Fact Check

Did Schumer Delete a Tweet Criticizing Trump for Banning Air Travel from China 'Prematurely'?

Pranksters no longer need spend time with Photoshop to create convincing fake tweets.

Published March 28, 2020

FILE - This April 26, 2017, file photo shows the Twitter app icon on a mobile phone in Philadelphia. Twitter is starting Wednesday, March 4, 2020, to test tweets that disappear after 24 hours, although the new feature will initially only be available in Brazil. (AP Photo/Matt Rourke, File) (AP Photo/Matt Rourke, File)
Image Via AP Photo/Matt Rourke, File
Sen. Chuck Schumer tweeted a criticism of President Trump for the latter's 'premature' ban of air travel from China.

At the end of February 2020, various right-leaning websites and social media users reproduced a purported Feb. 5 tweet from Sen. Chuck Schumer (D-N.Y.) criticizing President Trump for having "prematurely" restricted travel to and from China (in order to protect against the COVID-19 coronavirus' being spread to the U.S.), and a month later some were still taking the tweet at face value and reposting it:

That this alleged tweet did not exist in Schumer's Twitter timeline was also taken by some of those who reproduced and criticized it as evidence that Schumer had subsequently tried to cover it up by deleting it.

In what amounts to a plea of "guilty" to the charge of being full of crap and criticizing President Trump no matter what he does, Senator Chuck Schumer has deleted his February 5 tweet reading:

"The premature travel ban to and from China by the current administration is just an excuse to further his ongoing war against immigrants. There must be a check and Balance on these restrictions."
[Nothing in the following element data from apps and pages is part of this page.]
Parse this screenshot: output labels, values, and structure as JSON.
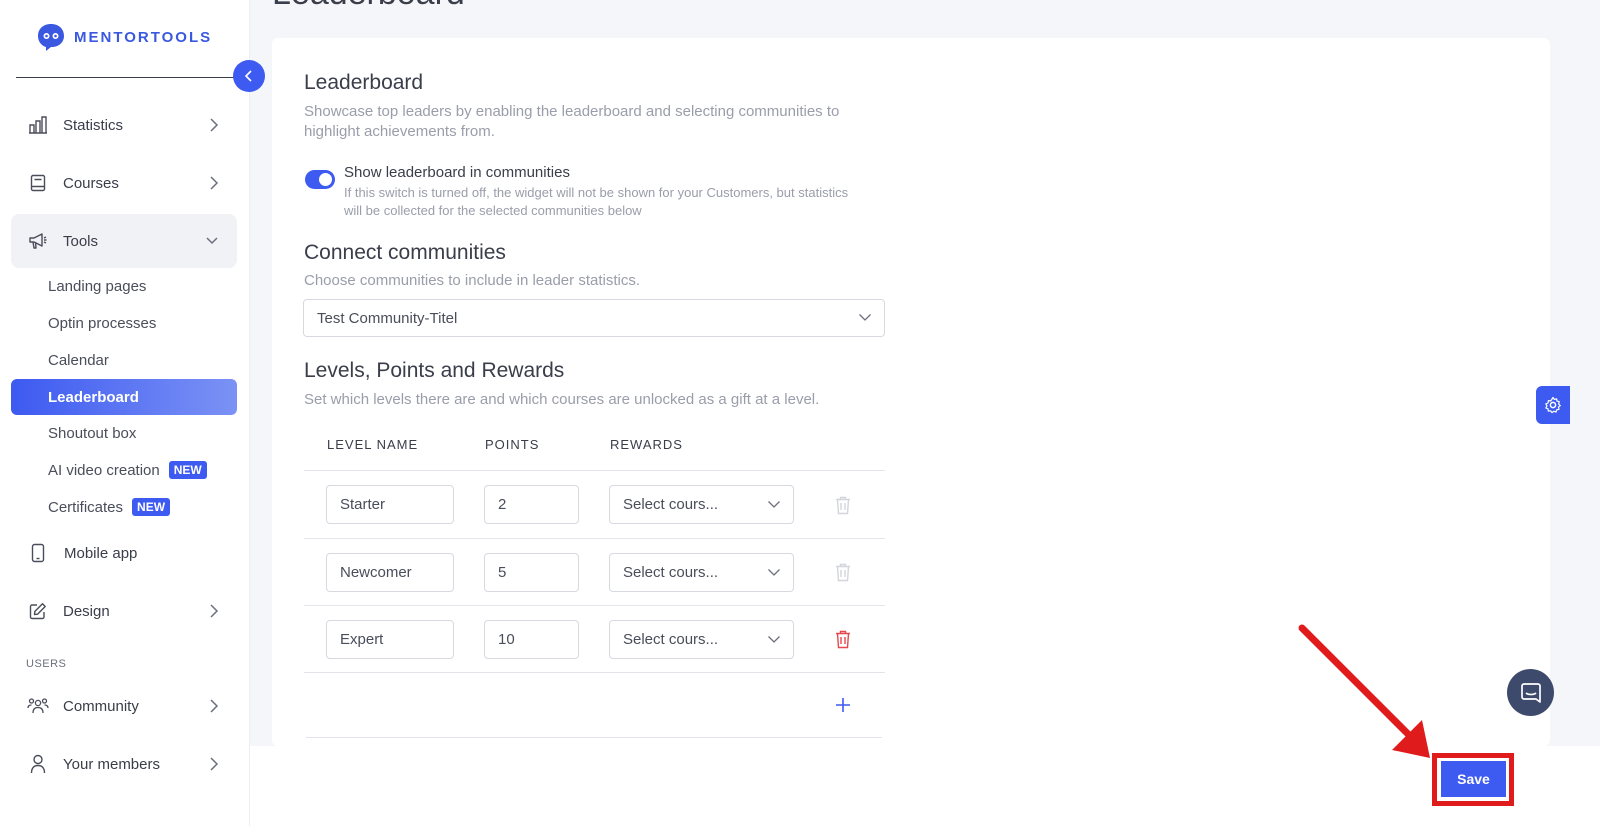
{
  "brand": {
    "name": "MENTORTOOLS",
    "accent": "#3d5af1"
  },
  "page": {
    "title": "Leaderboard"
  },
  "sidebar": {
    "items": [
      {
        "label": "Statistics",
        "icon": "bar-chart-icon"
      },
      {
        "label": "Courses",
        "icon": "book-icon"
      },
      {
        "label": "Tools",
        "icon": "megaphone-icon"
      }
    ],
    "tools_sub": [
      {
        "label": "Landing pages"
      },
      {
        "label": "Optin processes"
      },
      {
        "label": "Calendar"
      },
      {
        "label": "Leaderboard"
      },
      {
        "label": "Shoutout box"
      },
      {
        "label": "AI video creation",
        "badge": "NEW"
      },
      {
        "label": "Certificates",
        "badge": "NEW"
      }
    ],
    "more_items": [
      {
        "label": "Mobile app",
        "icon": "phone-icon"
      },
      {
        "label": "Design",
        "icon": "pencil-icon"
      }
    ],
    "users_section": "USERS",
    "user_items": [
      {
        "label": "Community",
        "icon": "people-icon"
      },
      {
        "label": "Your members",
        "icon": "user-icon"
      }
    ]
  },
  "leaderboard": {
    "heading": "Leaderboard",
    "description": "Showcase top leaders by enabling the leaderboard and selecting communities to highlight achievements from.",
    "toggle_label": "Show leaderboard in communities",
    "toggle_help": "If this switch is turned off, the widget will not be shown for your Customers, but statistics will be collected for the selected communities below",
    "toggle_on": true
  },
  "communities": {
    "heading": "Connect communities",
    "description": "Choose communities to include in leader statistics.",
    "selected": "Test Community-Titel"
  },
  "levels": {
    "heading": "Levels, Points and Rewards",
    "description": "Set which levels there are and which courses are unlocked as a gift at a level.",
    "columns": [
      "LEVEL NAME",
      "POINTS",
      "REWARDS"
    ],
    "rows": [
      {
        "name": "Starter",
        "points": "2",
        "reward": "Select cours..."
      },
      {
        "name": "Newcomer",
        "points": "5",
        "reward": "Select cours..."
      },
      {
        "name": "Expert",
        "points": "10",
        "reward": "Select cours..."
      }
    ]
  },
  "footer": {
    "save_label": "Save"
  }
}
I hope that President Trump ruthlessly mocks Schumer for this. If Schumer had an honest bone in his body, he would acknowledge that Trump did the right thing and that he was wrong to criticize him. Schumer and all Americans should be grateful that President Trump took quick and effective action that has so far limited the impact on us of the epidemic. Had he followed Schumer's advice, the epidemic would have spread here, as it has in Italy.

In fact, Schumer never tweeted any such thing -- the image of the purported tweet was just a fabrication likely created using one of the many fake Tweet generator websites that exist online.

The ProPublica news outlet maintains a Politiwoops database of "the Tweets They Didn't Want You to See" which "tracks deleted tweets by public officials, including people currently in office and candidates for office." That database recorded no such deleted tweet from Schumer's Twitter account.

As well, we found no evidence that this purported tweet had ever been retweeted, commented upon, or otherwise reproduced at the time it was supposedly posted, as it certainly would have been.

Some websites that wrongly criticized Schumer over the tweet without verifying it later acknowledged that they had been hoaxed:

HOAXED: My apologies to readers. The allegedly deleted Schumer tweet does not appear in Pro Publica’s authoritative list of deleted Schumer tweets. I regret not verifying the authenticity of the deleted tweet before posting this. I’m declaring it a hoax.

David Mikkelson founded the site now known as snopes.com back in 1994.